Born in 1845, Mary Eliza Mahoney was the first black nurse in the United States to complete her professional degree. She worked several years in a hospital before enrolling in the program at the New England Hospital for Women and Children, and she was one of only four graduates out of the 42 students who started the program at the same time. Shortly after graduation, Mahoney became one of the first members of the American Nurses Association, or ANA, and helped to establish the National Association of Colored Graduate Nurses. Throughout her impressive career, Mahoney helped to distinguish the nursing profession for women of all races.
Establishing Nursing as a Career
Mary Eliza Mahoney was hardly the first black nurse in America. For decades, women of color helped heal the sick and injured. In fact, for 15 years Mahoney worked at the New England Hospital for Women and Children before being accepted into their professional training program.
Her legendary bedside manner and calm demeanor won her positions with the most important families along the East Coast. When the majority of trained nurses during the day were treated as house staff, Mahoney refused to be cloistered in servants’ quarters; instead, she ate alongside her patients and their families at their own dinner tables.
She joined the emerging professional organizations of the day and continually pushed for increased memberships of black women with groups like the ANA. For her efforts, Mahoney was elected the chaplain of the National Association of Colored Graduate Nurses in 1909 and received lifetime membership status.
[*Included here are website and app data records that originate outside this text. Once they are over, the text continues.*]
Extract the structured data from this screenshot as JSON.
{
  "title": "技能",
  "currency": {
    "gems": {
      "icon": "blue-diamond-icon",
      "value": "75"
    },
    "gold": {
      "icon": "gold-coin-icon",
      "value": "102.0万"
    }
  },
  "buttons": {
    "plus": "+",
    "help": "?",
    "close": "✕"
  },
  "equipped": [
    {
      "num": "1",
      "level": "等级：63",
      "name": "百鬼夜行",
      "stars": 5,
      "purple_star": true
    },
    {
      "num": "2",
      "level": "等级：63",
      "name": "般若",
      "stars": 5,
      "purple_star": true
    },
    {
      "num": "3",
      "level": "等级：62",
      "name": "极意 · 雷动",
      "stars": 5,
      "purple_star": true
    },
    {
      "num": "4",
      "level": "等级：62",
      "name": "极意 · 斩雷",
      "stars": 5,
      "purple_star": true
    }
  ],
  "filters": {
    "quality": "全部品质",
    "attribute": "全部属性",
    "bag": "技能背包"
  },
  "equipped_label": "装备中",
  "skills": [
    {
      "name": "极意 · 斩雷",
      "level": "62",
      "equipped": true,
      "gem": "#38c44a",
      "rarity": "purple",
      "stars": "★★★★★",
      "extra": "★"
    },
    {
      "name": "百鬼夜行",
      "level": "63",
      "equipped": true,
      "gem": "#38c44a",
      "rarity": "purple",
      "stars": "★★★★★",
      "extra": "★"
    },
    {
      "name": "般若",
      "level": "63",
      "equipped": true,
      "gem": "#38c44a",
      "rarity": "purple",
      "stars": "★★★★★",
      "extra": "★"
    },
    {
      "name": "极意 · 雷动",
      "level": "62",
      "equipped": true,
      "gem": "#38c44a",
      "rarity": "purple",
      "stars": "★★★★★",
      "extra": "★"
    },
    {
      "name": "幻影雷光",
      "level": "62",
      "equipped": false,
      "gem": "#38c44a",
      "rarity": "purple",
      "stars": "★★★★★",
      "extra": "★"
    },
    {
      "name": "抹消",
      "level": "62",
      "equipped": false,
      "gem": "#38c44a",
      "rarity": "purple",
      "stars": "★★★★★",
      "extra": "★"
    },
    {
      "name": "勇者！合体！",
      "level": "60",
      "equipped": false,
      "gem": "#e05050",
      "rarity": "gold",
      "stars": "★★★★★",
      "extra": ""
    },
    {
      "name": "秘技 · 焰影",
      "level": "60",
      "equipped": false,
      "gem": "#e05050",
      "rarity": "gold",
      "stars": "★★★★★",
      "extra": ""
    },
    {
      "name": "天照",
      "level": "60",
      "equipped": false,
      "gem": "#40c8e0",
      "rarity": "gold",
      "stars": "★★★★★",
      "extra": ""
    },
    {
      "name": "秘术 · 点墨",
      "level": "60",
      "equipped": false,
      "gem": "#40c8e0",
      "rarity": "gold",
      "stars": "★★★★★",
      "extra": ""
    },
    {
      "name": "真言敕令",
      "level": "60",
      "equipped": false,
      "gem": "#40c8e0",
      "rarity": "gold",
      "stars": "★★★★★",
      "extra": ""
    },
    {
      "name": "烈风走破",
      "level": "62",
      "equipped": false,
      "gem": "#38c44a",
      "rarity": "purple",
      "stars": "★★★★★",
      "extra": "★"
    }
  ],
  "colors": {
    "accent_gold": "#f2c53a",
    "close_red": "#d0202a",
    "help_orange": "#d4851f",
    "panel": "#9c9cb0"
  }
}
Furthering Rights for All Women
Throughout her life, Mahoney was an enduring figure in the fight for basic human rights. Her fight to legitimize the role of black women in nursing and to establish nursing as a professional career was largely under the radar of the general public. The impression she left on people was personal, and the waves she made happened as a result of helping families and individuals of great prestige. It wouldn’t be until her older years that she would take a place on the world stage during the fight for women’s suffrage.
At the age 74, Mahoney was one of the first women to register to vote in one of the country’s most influential cities, Boston. She celebrated the passing of the woman’s right to vote in Boston and catapulted to national fame. The move spread her nursing legacy to all corners of the country.
After a short stint running the Howard Orphan Asylum, Mahoney retired in Massachusetts. She developed breast cancer at age 77 and passed away three years later. The woman who had done so much to further opportunities for all women left her mark on the world. Today, visitors and admirers often visit her gravesite, and the ANA gives an award dedicated to her memory to members who focus on easing racial obstacles. Mahoney also earned a place in both the Nursing Hall of Fame and the National Women’s Hall of Fame for her lifetime devotion to nursing.
Simmons School of Nursing and Health Sciences believes in Mahoney’s vision of making nursing accessible to all people and creating a true profession through the use of qualified training programs. The Nursing@Simmons Master of Science in Nursing program will help more candidates become qualified Family Nurse Practitioners, despite the obstacles facing today’s candidates.